A raid in the military sense is a tactical measure aimed at surprisingly attacking an enemy who is in a state of calm and whom one has to get closer to. It differs from ambush in that the attack is made from a hidden position against a moving enemy. For both, however, speed, information and secrecy or deception are important requirements. Due to the element of surprise , the victim is unprepared and incapable of an orderly defense.
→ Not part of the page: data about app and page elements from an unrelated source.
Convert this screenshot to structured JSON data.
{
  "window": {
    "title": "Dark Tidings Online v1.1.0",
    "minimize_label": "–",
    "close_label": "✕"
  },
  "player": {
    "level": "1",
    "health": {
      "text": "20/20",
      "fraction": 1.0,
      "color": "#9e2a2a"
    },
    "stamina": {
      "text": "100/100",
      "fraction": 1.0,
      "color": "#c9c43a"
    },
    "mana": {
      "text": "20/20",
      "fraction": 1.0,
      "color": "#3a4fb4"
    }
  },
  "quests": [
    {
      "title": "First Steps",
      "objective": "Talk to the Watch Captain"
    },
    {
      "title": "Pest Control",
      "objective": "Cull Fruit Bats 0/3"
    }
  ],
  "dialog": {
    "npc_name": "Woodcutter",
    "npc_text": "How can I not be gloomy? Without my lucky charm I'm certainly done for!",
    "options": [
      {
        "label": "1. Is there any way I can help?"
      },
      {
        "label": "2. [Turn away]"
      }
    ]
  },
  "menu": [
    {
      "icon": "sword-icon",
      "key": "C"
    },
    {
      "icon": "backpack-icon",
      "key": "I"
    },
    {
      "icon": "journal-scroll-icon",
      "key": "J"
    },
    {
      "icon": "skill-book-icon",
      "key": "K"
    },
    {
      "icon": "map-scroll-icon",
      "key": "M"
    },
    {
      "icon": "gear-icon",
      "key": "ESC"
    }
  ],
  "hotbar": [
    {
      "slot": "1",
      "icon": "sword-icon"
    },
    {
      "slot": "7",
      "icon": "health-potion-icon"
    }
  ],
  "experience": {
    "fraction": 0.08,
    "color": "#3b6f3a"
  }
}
Both measures are typical features of the Little War , in which they are mainly used by smaller troop divisions. Until the First World War (1914-1918), mainly cavalry units were used. With this type of warfare great tactical successes could seldom be achieved, but with longer duration they could weaken the enemy. Only on a few occasions did larger troop divisions attack the camps of entire armies, for example in the Battle of Herbsthausen (1645), the Battle of Hochkirch (1758), the Battle of Trenton (1776), the Battle of Chancellorsville (1863) and the battle at Beaumont (1870). Raids usually took place shortly before daybreak in order to maintain the element of surprise and still be able to take advantage of the daylight soon.
- Bernhard von Poten (Ed.): Handbook of the entire military sciences. 9 volumes, Verlag von Velhagen and Klasing, Bielefeld and Leipzig 1877–80.